Integrated Services Digital Network (ISDN) is a telecommunication technology for sending voice, video, and data over traditional telephone lines or digital telephone wires. It enables broad bandwidth digital transmission over public telephone networks. This means more data can be sent at one time. ISDN can support data transfer rates for up to 64-128 Kbps (kilobits per second).
When ISDN was first introduced as a viable access technology, it brought a lot of promises with more features and capacity than dial-up. ISDN initially achieved only a small market share in the Internet access market. Nevertheless, there was no doubt that it paved the way for more popular Digital Subscriber Line (DSL) and cable-based last-mile technology.
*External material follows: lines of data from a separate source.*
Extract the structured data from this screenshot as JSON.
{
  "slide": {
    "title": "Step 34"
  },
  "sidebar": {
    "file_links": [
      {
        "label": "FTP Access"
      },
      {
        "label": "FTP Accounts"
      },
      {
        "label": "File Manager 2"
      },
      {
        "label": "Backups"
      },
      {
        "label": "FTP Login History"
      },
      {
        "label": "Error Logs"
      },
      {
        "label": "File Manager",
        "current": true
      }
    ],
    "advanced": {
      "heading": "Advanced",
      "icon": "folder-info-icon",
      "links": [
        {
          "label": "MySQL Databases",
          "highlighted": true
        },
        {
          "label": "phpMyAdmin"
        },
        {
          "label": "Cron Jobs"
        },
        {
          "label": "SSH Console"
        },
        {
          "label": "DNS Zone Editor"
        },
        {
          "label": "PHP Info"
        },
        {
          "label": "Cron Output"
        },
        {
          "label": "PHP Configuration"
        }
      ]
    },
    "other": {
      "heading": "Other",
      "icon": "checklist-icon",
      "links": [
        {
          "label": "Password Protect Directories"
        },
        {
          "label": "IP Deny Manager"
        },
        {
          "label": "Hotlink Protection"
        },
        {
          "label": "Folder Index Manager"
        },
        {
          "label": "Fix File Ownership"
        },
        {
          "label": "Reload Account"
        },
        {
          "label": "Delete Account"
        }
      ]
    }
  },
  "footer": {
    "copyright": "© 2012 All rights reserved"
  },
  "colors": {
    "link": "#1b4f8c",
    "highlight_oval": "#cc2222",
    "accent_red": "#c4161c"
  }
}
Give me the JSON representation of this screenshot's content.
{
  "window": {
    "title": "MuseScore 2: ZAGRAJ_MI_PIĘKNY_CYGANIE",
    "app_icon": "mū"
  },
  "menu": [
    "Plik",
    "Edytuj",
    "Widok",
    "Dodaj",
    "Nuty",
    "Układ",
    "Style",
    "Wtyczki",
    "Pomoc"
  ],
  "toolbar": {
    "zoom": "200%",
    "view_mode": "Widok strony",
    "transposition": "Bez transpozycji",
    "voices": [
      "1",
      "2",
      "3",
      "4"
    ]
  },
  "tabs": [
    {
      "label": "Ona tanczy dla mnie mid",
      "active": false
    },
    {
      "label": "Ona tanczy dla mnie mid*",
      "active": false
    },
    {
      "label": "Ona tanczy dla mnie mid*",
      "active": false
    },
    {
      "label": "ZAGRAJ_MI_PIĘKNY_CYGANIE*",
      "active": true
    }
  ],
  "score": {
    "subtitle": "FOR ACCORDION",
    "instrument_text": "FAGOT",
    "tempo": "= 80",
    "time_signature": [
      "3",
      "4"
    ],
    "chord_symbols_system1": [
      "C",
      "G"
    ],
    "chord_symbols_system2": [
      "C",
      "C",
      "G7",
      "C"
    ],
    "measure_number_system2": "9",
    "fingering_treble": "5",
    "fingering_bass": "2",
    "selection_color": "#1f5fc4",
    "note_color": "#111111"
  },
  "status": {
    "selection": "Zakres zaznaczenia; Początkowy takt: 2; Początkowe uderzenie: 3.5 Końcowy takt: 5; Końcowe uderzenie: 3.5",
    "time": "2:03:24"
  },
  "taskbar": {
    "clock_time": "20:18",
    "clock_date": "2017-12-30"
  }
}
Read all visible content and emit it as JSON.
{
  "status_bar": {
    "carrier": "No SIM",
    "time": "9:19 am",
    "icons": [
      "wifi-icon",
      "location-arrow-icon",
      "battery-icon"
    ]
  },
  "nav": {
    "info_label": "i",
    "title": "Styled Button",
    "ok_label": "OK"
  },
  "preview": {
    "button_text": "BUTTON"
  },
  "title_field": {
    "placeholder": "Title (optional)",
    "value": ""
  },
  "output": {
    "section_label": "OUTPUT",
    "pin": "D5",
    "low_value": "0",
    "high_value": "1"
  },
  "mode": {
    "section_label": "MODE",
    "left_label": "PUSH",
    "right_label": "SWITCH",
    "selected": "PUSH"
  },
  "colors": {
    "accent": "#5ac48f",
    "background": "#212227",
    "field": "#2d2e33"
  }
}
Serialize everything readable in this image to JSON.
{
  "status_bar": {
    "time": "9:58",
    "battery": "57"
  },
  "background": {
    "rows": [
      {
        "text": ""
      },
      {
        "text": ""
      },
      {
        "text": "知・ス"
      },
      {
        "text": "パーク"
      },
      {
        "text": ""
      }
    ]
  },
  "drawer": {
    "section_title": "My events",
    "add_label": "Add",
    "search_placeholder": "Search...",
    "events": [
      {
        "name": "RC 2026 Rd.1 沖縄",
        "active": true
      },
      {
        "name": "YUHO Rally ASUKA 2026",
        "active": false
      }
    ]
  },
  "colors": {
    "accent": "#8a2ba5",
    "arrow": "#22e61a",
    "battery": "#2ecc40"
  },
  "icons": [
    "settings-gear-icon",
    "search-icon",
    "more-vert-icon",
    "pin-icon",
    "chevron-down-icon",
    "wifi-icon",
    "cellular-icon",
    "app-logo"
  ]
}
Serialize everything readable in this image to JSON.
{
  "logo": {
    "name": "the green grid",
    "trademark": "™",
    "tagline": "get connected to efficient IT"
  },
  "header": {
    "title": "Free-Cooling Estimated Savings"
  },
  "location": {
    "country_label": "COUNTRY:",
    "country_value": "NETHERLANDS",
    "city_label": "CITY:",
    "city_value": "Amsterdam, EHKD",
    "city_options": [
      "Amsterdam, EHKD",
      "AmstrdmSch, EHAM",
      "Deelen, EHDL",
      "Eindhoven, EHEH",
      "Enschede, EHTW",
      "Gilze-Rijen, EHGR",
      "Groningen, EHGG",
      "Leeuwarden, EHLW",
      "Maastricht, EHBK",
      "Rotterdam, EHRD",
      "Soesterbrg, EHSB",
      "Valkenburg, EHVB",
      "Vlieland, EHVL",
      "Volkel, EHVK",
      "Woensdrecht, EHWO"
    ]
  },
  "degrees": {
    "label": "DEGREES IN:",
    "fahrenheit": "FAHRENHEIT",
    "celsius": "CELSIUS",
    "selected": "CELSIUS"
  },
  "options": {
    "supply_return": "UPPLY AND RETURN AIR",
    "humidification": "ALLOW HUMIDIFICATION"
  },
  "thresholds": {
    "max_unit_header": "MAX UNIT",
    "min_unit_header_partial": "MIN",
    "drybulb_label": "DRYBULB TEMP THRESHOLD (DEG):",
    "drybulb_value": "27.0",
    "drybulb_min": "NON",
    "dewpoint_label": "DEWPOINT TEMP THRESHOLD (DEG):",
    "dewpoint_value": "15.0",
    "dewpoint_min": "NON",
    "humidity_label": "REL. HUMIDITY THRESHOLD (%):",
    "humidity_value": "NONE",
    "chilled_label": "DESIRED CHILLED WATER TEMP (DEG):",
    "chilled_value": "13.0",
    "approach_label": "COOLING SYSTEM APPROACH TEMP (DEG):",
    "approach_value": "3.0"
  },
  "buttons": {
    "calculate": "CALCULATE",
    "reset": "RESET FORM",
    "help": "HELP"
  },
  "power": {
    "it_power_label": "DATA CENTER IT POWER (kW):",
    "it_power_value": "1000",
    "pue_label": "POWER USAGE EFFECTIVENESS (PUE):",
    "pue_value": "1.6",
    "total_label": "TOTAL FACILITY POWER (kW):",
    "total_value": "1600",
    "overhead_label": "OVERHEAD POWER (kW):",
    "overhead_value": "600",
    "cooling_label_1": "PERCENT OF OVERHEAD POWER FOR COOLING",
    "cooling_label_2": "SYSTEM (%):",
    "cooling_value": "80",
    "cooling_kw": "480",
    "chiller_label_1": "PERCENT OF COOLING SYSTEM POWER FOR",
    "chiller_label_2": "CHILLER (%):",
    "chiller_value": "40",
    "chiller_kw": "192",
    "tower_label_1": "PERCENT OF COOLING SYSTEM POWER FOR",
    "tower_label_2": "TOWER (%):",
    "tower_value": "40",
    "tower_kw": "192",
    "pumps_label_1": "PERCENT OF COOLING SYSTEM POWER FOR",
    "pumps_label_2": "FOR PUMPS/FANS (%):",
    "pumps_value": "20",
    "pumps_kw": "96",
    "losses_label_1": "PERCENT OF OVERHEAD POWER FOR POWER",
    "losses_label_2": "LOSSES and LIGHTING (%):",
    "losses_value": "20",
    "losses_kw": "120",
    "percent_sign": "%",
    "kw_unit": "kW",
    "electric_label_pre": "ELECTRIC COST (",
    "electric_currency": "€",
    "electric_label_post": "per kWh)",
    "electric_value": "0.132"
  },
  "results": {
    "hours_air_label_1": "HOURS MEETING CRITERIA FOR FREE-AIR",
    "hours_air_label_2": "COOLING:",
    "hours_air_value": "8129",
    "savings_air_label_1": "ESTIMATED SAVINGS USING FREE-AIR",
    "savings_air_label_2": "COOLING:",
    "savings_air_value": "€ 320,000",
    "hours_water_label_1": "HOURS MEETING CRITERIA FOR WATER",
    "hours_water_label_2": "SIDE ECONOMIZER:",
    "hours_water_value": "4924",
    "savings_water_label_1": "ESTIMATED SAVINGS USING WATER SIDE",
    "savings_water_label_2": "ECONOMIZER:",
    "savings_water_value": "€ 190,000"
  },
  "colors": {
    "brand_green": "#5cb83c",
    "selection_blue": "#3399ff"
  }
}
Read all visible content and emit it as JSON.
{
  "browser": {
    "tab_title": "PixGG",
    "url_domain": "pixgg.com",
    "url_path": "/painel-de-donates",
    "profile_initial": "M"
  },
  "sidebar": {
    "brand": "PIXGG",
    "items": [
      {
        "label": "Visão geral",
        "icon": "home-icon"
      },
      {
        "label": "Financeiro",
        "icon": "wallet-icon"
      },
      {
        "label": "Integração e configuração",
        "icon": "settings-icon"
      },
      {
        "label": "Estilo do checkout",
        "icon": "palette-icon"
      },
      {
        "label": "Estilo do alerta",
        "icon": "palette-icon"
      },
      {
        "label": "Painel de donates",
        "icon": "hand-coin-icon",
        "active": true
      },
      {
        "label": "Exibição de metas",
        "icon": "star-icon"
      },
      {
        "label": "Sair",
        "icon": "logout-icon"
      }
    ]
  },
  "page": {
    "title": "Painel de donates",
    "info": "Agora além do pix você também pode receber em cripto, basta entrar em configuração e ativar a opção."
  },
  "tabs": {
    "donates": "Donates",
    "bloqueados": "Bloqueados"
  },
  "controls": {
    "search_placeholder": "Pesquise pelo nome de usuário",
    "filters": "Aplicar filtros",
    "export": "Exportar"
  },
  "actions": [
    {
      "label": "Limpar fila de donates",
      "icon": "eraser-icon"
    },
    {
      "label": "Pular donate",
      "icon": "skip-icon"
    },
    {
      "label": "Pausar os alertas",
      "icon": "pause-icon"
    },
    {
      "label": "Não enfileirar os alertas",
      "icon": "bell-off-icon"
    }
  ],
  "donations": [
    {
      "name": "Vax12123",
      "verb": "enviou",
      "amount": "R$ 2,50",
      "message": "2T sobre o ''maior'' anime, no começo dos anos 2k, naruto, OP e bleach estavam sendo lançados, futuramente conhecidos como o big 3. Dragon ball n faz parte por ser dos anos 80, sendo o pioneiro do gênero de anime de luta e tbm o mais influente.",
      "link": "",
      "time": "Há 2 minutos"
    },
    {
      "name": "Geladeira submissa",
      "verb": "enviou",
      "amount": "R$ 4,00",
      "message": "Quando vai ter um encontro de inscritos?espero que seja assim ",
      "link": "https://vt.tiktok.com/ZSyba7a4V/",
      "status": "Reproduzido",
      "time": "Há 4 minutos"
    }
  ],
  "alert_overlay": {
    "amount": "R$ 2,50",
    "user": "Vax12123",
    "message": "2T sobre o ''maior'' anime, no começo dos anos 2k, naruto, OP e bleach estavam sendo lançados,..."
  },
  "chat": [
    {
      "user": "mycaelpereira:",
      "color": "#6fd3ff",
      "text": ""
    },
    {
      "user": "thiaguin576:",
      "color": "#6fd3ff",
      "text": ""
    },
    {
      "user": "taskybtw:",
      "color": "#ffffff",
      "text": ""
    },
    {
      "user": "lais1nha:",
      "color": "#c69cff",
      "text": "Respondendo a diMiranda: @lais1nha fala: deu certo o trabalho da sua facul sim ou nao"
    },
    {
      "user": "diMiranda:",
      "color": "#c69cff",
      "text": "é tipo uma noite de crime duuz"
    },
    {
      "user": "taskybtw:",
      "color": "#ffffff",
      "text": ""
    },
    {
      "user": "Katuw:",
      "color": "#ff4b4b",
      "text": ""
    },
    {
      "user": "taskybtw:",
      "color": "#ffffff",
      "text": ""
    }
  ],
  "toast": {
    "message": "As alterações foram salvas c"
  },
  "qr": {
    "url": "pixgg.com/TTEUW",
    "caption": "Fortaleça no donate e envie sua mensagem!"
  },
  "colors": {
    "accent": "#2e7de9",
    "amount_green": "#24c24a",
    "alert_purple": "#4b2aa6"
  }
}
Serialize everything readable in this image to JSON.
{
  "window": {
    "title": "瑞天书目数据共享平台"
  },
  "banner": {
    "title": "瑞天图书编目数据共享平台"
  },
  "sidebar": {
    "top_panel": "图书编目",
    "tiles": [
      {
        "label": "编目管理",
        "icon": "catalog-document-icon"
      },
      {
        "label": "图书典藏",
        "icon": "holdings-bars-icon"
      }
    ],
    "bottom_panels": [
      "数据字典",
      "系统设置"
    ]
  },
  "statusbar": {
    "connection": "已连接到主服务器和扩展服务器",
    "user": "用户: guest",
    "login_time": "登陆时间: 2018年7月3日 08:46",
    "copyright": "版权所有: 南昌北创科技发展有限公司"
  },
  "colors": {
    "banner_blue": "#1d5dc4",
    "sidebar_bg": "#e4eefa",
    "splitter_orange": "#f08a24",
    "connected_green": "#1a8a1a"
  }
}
ISDN connectivity consists of a system that uses telephone wires. However, it is a very sophisticated digital technology. The technology behind it is circuit switching. It implies that it uses a dedicated line to transfer data and phone conversations. Before transmission, voice is also converted to digital data. The ISDN modulation can send data at a much faster rate digitally over traditional telephone cables. Experiments and experience have shown that ISDN is both faster and has a much higher quality than dial-up Internet access.
ISDN is categorised based on number of channels. The first version is called Basic Rate Interface (BRI). It consists of two channels, operating at 64Kbps. The second type is called the Primary Rate Interface (PRI). This increases the capacity to 1,544 Kbps by using 23 bearer channels. ISDN can be used for video conferencing, security monitoring, LAN interconnection, and high-quality audio.
It doesn’t however, offer enough bandwidth to stream high-quality video.